* Task objective:
Pick each line containing the word "JSON" out of the data below.

[Source records]
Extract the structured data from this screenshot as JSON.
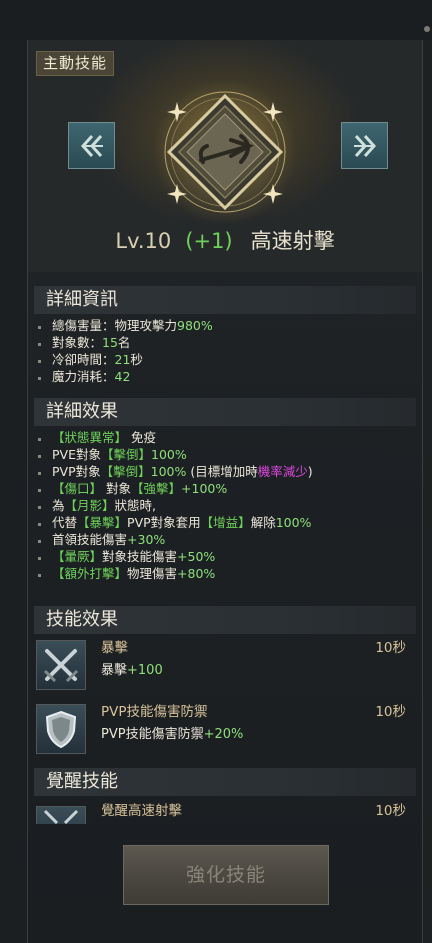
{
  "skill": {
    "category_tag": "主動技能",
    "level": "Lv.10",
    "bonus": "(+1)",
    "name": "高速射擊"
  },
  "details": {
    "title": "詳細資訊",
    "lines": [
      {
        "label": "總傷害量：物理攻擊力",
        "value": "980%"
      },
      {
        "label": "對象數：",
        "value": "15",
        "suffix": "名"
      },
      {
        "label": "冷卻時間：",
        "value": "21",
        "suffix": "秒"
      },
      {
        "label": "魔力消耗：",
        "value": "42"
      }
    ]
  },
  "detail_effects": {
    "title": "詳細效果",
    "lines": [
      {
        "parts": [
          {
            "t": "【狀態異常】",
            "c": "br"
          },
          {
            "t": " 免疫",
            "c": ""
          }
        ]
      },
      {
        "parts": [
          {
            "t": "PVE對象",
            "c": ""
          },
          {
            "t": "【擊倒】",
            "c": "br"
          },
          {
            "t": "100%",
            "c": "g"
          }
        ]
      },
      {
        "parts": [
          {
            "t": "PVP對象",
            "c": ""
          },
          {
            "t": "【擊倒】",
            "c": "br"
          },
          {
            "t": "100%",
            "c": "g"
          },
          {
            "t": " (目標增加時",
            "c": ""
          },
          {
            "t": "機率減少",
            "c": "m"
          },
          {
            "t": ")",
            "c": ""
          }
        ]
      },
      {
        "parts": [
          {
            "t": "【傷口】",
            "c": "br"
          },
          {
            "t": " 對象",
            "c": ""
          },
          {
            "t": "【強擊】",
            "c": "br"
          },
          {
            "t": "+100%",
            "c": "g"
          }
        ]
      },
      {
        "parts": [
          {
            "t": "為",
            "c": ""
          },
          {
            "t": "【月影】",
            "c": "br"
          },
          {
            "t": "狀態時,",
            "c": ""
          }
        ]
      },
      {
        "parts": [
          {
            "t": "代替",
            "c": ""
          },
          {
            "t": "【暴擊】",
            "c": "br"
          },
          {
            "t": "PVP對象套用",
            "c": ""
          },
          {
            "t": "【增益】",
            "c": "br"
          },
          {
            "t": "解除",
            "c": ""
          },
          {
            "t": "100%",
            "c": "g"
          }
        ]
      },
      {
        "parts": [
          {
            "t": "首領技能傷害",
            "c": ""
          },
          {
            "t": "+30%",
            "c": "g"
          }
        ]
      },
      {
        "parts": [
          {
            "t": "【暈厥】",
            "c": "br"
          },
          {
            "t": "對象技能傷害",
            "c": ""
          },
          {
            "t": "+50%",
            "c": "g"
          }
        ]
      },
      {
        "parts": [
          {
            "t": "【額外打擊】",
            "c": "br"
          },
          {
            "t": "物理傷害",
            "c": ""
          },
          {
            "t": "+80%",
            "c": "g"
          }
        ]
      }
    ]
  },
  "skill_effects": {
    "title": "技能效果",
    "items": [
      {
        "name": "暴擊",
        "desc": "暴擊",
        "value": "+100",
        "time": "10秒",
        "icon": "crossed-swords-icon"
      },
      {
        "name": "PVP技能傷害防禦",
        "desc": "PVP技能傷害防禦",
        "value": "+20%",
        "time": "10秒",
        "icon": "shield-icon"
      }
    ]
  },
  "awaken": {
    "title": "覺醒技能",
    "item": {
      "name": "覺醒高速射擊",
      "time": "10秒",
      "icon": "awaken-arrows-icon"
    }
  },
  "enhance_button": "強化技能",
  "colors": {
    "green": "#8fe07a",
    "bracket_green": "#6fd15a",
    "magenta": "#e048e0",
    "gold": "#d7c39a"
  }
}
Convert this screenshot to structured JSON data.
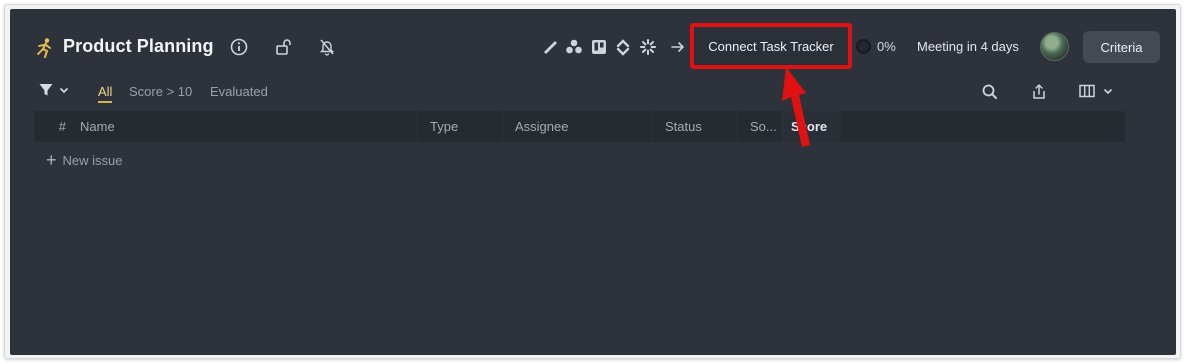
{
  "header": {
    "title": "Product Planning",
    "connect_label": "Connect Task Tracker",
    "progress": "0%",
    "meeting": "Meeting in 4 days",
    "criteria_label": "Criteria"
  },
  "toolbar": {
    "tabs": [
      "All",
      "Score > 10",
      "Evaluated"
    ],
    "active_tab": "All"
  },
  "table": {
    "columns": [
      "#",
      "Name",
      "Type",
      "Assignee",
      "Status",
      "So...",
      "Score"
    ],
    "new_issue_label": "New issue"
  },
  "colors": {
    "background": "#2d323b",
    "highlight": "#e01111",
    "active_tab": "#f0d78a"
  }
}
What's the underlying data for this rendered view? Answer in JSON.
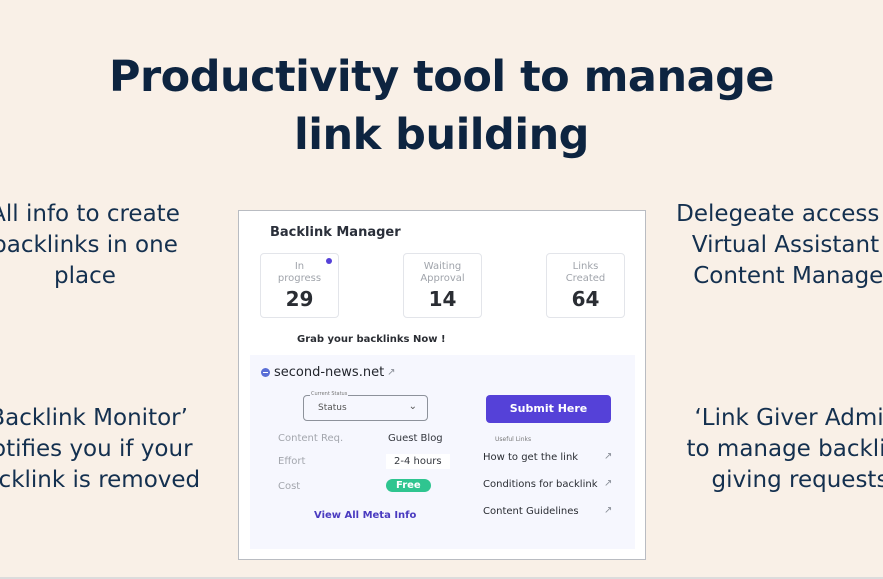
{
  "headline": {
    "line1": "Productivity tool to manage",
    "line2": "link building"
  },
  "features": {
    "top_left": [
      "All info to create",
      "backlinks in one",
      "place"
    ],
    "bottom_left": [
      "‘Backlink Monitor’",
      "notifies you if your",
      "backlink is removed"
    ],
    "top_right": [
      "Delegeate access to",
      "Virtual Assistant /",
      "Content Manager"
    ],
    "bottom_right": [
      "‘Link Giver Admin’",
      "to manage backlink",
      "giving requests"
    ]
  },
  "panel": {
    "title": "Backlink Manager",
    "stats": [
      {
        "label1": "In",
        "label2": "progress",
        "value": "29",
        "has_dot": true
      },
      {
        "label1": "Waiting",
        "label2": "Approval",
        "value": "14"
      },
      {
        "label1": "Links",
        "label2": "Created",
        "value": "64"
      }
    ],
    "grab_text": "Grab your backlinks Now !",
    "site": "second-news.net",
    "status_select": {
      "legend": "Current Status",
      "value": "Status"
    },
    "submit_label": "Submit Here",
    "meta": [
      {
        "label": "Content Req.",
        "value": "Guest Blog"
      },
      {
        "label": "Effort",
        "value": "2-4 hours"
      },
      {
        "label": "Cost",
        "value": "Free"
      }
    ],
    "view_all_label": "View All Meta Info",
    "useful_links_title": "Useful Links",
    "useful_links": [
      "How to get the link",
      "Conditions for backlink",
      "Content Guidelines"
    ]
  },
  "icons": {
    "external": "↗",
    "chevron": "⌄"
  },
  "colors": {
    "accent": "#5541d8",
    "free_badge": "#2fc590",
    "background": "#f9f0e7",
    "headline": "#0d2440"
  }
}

* Answer for this exercise:
Extract the structured data from this screenshot as JSON.
Convert this screenshot to structured JSON data.
What's the underlying data for this rendered view? Answer in JSON.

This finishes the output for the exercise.